Click here to watch Mr. Coddington’s testimony.
WASHINGTON, D.C. — Today, U.S. Senator John Barrasso (R-WY), chairman of the Senate Committee on Environment and Public Works (EPW), welcomed Kipp Coddington, director of the Carbon Management Institute at the School of Energy Resources at the University of Wyoming (UW) to the committee. Coddington was testifying before the committee at a hearing on “Promoting American Leadership in Reducing Air Emissions Through Innovation.”
At the hearing, senators received testimony from the private sector, academics, and other stakeholders on efforts to reduce air emissions through the advancement of new technologies, efficient practices in manufacturing, and developments in energy production.
Barrasso introduced Coddington to the committee prior to his testimony. “Mr. Coddington has a distinguished career as a chemical engineer and as an attorney. He has more than two decades of experience in helping fossil and renewable energy companies address some of their most challenging energy and environmental issues.
“At the University of Wyoming, Mr. Coddington oversees the Carbon Management Institute, which is striving to become a world-class center of techno-economic and carbon management solutions by conducting applied research.
“In addition to his duties at the University of Wyoming, Mr. Coddington is the former chair of the International Organization for Standardization’s committee, which is in the process of drafting the first international technical standard for storage of carbon dioxide during enhanced oil recovery operations.
“Before moving to my home state of Wyoming, Mr. Coddington practiced law here in Washington, D.C. and I am pleased that Mr. Coddington now calls the great state of Wyoming home,” said Barrasso.
Mr. Coddington testifies before the Senate EPW Committee.
In his written testimony, Coddington outlined the numerous ways the University of Wyoming is examining ways to reduce carbon emissions through innovative technologies. First, UW is conducting research on utilizing the production and/or combustion of fossil fuels to reduce greenhouse emissions. Coddington also detailed how Wyoming is becoming a leader in researching carbon capture, utilization, and sequestration technologies.

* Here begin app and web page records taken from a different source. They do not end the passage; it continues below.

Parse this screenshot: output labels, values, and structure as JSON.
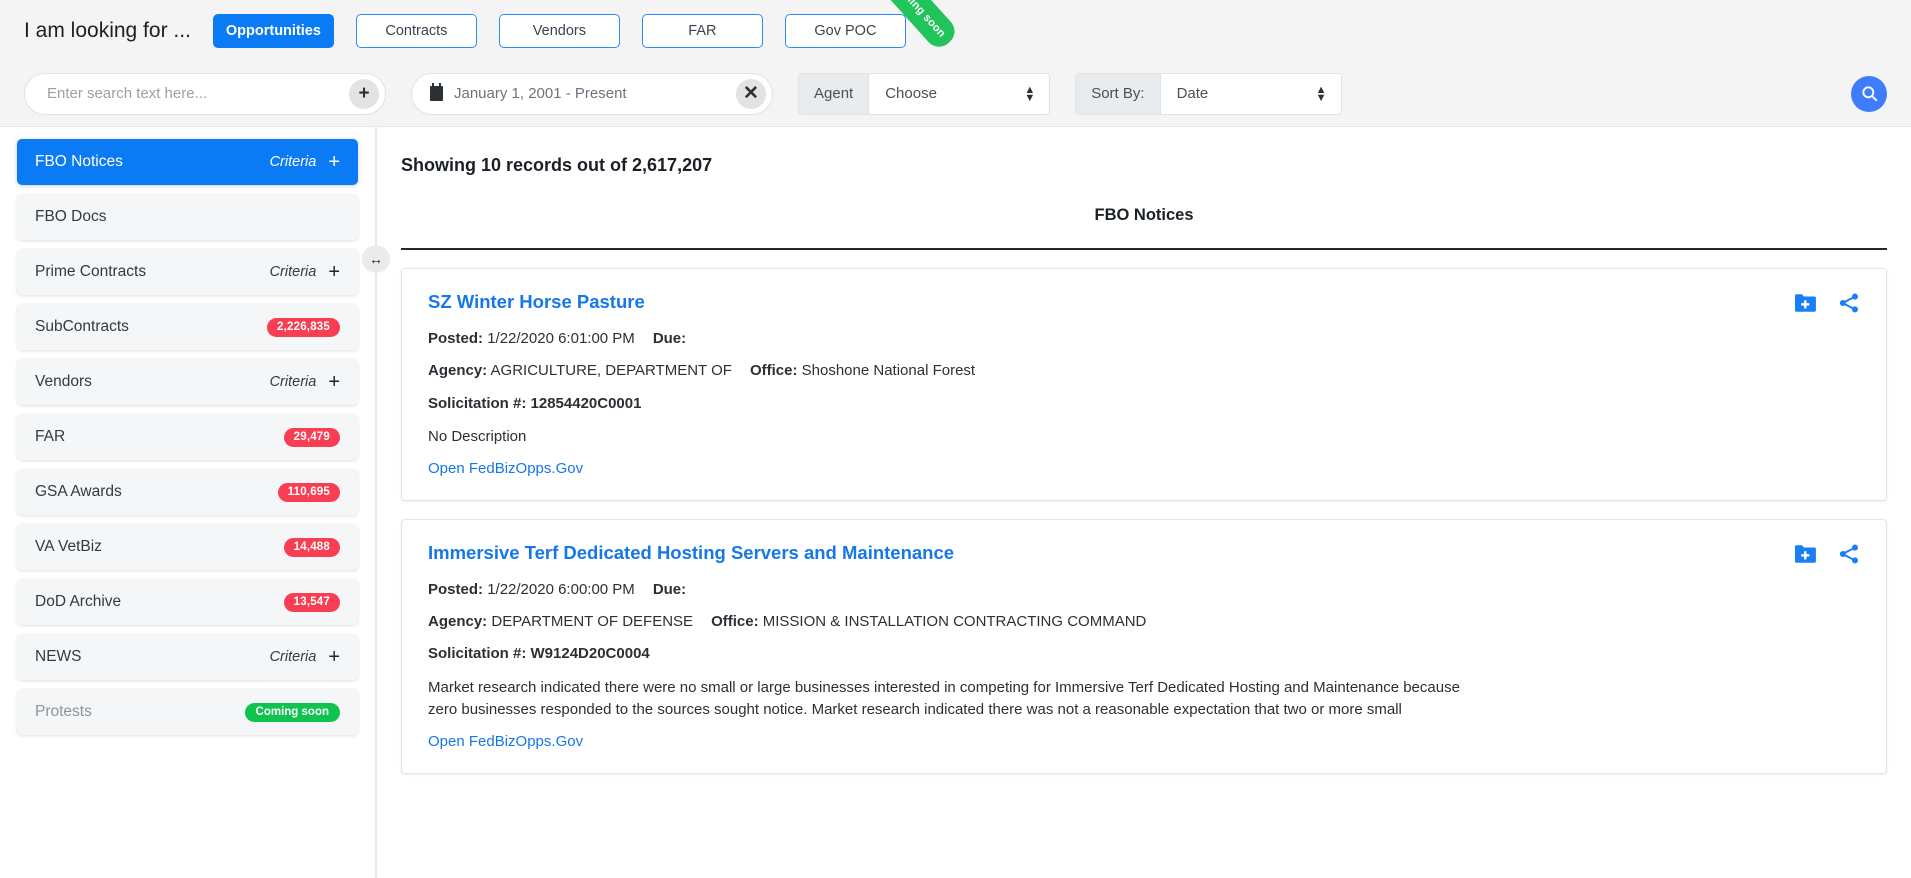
{
  "header": {
    "prompt": "I am looking for ...",
    "tabs": [
      {
        "label": "Opportunities",
        "active": true
      },
      {
        "label": "Contracts",
        "active": false
      },
      {
        "label": "Vendors",
        "active": false
      },
      {
        "label": "FAR",
        "active": false
      },
      {
        "label": "Gov POC",
        "active": false
      }
    ],
    "ribbon": "Coming soon"
  },
  "search": {
    "placeholder": "Enter search text here...",
    "value": "",
    "add_label": "+",
    "date_range": "January 1, 2001 - Present",
    "clear_label": "✕",
    "agent_label": "Agent",
    "agent_value": "Choose",
    "sort_label": "Sort By:",
    "sort_value": "Date",
    "go_icon": "search-icon"
  },
  "sidebar": {
    "items": [
      {
        "label": "FBO Notices",
        "criteria": "Criteria",
        "plus": "+",
        "badge": "",
        "badge_type": "",
        "active": true,
        "muted": false
      },
      {
        "label": "FBO Docs",
        "criteria": "",
        "plus": "",
        "badge": "",
        "badge_type": "",
        "active": false,
        "muted": false
      },
      {
        "label": "Prime Contracts",
        "criteria": "Criteria",
        "plus": "+",
        "badge": "",
        "badge_type": "",
        "active": false,
        "muted": false
      },
      {
        "label": "SubContracts",
        "criteria": "",
        "plus": "",
        "badge": "2,226,835",
        "badge_type": "red",
        "active": false,
        "muted": false
      },
      {
        "label": "Vendors",
        "criteria": "Criteria",
        "plus": "+",
        "badge": "",
        "badge_type": "",
        "active": false,
        "muted": false
      },
      {
        "label": "FAR",
        "criteria": "",
        "plus": "",
        "badge": "29,479",
        "badge_type": "red",
        "active": false,
        "muted": false
      },
      {
        "label": "GSA Awards",
        "criteria": "",
        "plus": "",
        "badge": "110,695",
        "badge_type": "red",
        "active": false,
        "muted": false
      },
      {
        "label": "VA VetBiz",
        "criteria": "",
        "plus": "",
        "badge": "14,488",
        "badge_type": "red",
        "active": false,
        "muted": false
      },
      {
        "label": "DoD Archive",
        "criteria": "",
        "plus": "",
        "badge": "13,547",
        "badge_type": "red",
        "active": false,
        "muted": false
      },
      {
        "label": "NEWS",
        "criteria": "Criteria",
        "plus": "+",
        "badge": "",
        "badge_type": "",
        "active": false,
        "muted": false
      },
      {
        "label": "Protests",
        "criteria": "",
        "plus": "",
        "badge": "Coming soon",
        "badge_type": "green",
        "active": false,
        "muted": true
      }
    ]
  },
  "main": {
    "records_text": "Showing 10 records out of 2,617,207",
    "section_title": "FBO Notices",
    "labels": {
      "posted": "Posted:",
      "due": "Due:",
      "agency": "Agency:",
      "office": "Office:",
      "solicitation": "Solicitation #:"
    },
    "cards": [
      {
        "title": "SZ Winter Horse Pasture",
        "posted": "1/22/2020 6:01:00 PM",
        "due": "",
        "agency": "AGRICULTURE, DEPARTMENT OF",
        "office": "Shoshone National Forest",
        "solicitation": "12854420C0001",
        "description": "No Description",
        "link": "Open FedBizOpps.Gov"
      },
      {
        "title": "Immersive Terf Dedicated Hosting Servers and Maintenance",
        "posted": "1/22/2020 6:00:00 PM",
        "due": "",
        "agency": "DEPARTMENT OF DEFENSE",
        "office": "MISSION & INSTALLATION CONTRACTING COMMAND",
        "solicitation": "W9124D20C0004",
        "description": "Market research indicated there were no small or large businesses interested in competing for Immersive Terf Dedicated Hosting and Maintenance because zero businesses responded to the sources sought notice.  Market research indicated there was not a reasonable expectation that two or more small",
        "link": "Open FedBizOpps.Gov"
      }
    ]
  },
  "colors": {
    "accent_blue": "#0b7bf5",
    "link_blue": "#1677e8",
    "badge_red": "#f73e52",
    "badge_green": "#0ec44f"
  }
}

“The state of Wyoming is an ideal jurisdiction to advance research and projects related to capturing and utilizing emissions of CO2,” said Coddington. “For example, led by the Wyoming Infrastructure Authority and with the support of many private- and public-sector entities in Wyoming, the Gillette-based Integrated Test Center (ITC) will soon serve as an operational test site for CO2 capture technology developers and providers to evaluate carbon capture utilization and storage (CCUS) technologies using actual coal-based fuel gas equivalent to a 20 MW generation load,” Coddington noted. Carbon capture technologies enable carbon to be converted into usable products, turning carbon into a commodity.
These innovative technologies make Wyoming and the U.S. leaders in clean energy development. “All of the projects and research areas noted in my testimony are important so that the United States remains a leader in using its abundant energy resources with reduced impacts to air quality,” said Coddington.
For more information on Coddington’s testimony, click here.